10. On the other hand, the departmental representative referred to the assessee's declaration in Part II of the return and particularly to the fact that the sum of Rs. 34,600 included Rs. 33,900 representing loans in the names of seven parties appearing in the books of Kashinath Cold Storage. According to him, the respective firms in whose assessments the additions were made did not credit intangible additions in the assessee's share in his account nor was there any evidence to link up the intangible additions to the deposits. It was also contended on behalf of the Revenue that there was a time-lag between the assessment years in which the intangible additions were appearing and the dates of deposits.
11. The Tribunal, on a consideration of the facts and circumstances, held that the assessee is entitled to claim the benefit of intangible additions or additions in respect of unexplained loans made in the assessment of the firms.
12. Keeping in view the time-lag and the quantum of drawings, the Tribunal was of the opinion that the assessee should have been given at least the benefit of Rs. 20,000 out of the intangible addition of Rs. 37,390 to explain the source of cash credits of Rs. 35,601. The only question is whether the assessee is entitled to claim the benefit of intangible additions or additions in respect of unexplained loans made in the accounts of the firms.
13. In Anantharam Veerasinghaiah and Co. v. CIT : 123ITR457(SC) , the Supreme Court considered the nature and character of intangible additions and held thus :
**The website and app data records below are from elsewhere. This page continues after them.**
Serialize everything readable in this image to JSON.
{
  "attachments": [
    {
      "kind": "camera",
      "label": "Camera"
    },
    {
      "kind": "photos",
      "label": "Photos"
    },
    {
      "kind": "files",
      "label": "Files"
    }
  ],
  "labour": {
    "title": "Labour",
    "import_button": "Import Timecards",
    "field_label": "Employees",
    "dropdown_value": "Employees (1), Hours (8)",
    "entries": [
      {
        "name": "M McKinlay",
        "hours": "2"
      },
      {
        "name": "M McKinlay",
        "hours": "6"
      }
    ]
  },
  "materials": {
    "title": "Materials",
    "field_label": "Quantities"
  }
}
'... it can hardly be denied that when an 'intangible' addition is made to the book profits during an assessment proceeding, it is on the basis that the amount represented by that addition constitutes the undisclosed income of the assessee. That income, although commonly described as 'intangible', is as much a part of his real income as that disclosed by his account books. It has the same concrete existence. It could be available tothe assessee as the book profits could be.'
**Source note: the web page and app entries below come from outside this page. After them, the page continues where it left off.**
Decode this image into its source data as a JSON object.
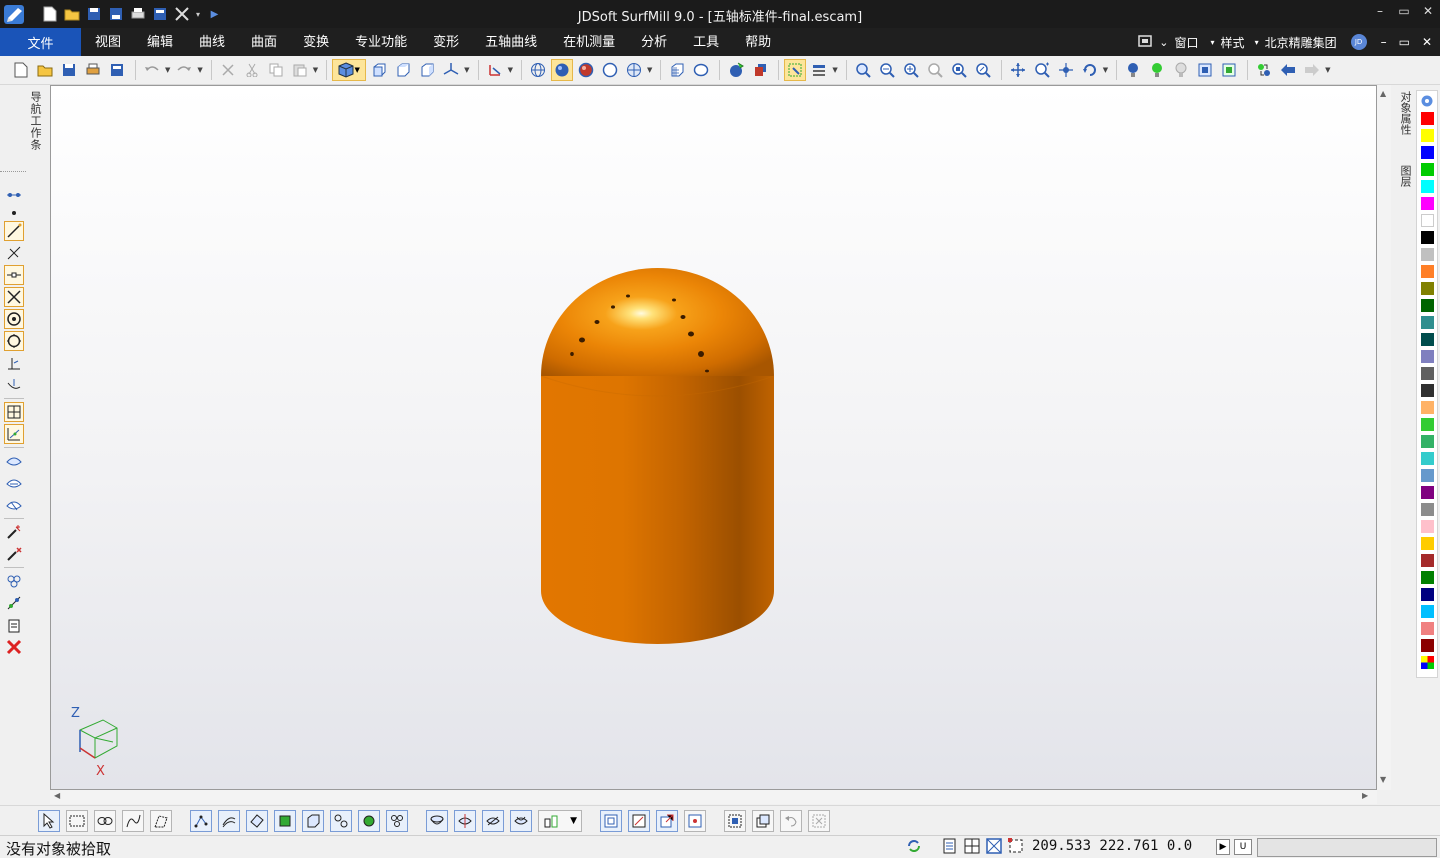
{
  "app": {
    "title": "JDSoft SurfMill 9.0 - [五轴标准件-final.escam]",
    "win_minimize": "–",
    "win_restore": "▭",
    "win_close": "✕"
  },
  "menu": {
    "file_tab": "文件",
    "items": [
      "视图",
      "编辑",
      "曲线",
      "曲面",
      "变换",
      "专业功能",
      "变形",
      "五轴曲线",
      "在机测量",
      "分析",
      "工具",
      "帮助"
    ],
    "right": {
      "window_label": "窗口",
      "style_label": "样式",
      "company_label": "北京精雕集团",
      "user_badge": "JD"
    }
  },
  "left_panel": {
    "nav_tab_label": "导航工作条"
  },
  "right_panel": {
    "tab_object_props": "对象属性",
    "tab_layers": "图层",
    "palette": [
      "#ff0000",
      "#ffff00",
      "#0000ff",
      "#00cc00",
      "#00ffff",
      "#ff00ff",
      "#ffffff",
      "#000000",
      "#c0c0c0",
      "#ff7f27",
      "#808000",
      "#006400",
      "#2f8f8f",
      "#004d4d",
      "#7f7fbf",
      "#606060",
      "#303030",
      "#ffb266",
      "#33cc33",
      "#33b266",
      "#33cccc",
      "#6699cc",
      "#800080",
      "#8c8c8c",
      "#ffc0cb",
      "#ffcc00",
      "#a52a2a",
      "#008000",
      "#000080",
      "#00bfff",
      "#f08080",
      "#8b0000",
      "#multi"
    ]
  },
  "viewport": {
    "axis_z": "Z",
    "axis_x": "X",
    "model_color": "#e87a00"
  },
  "status": {
    "message": "没有对象被拾取",
    "coords": "209.533  222.761  0.0",
    "u_button": "U"
  }
}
14. Whether or not unexplained cash deficits and cash credits can be reasonably attributed to a pre-existing fund of concealed profit is a question to be decided by the Tribunal on a consideration of the relevant facts. The contention of the Revenue is not that the Tribunal did not take into account all the relevant facts. The main contention was that the intangible additions made in the accounts of the firm might not have been available with the partners. The Tribunal held that the firms were assessed as unregistered firms. The capital of the unregistered firm including its profits was reduced to the extent of its taxability. The Tribunal was, therefore, ofthe view that it was not necessary that the firm should distribute the intangible additions made in the assessments amongst the partners in its books of account for entitling its partners to claim the benefit of the intangible addition. It may be mentioned that the finding of the Tribunal has not been challenged as perverse.
15. For the reasons aforesaid, we answer the question in this reference in the affirmative and in favour of the assessee.
16. There will be no order as to costs.
K.M. Yusuf, J.
17. I agree.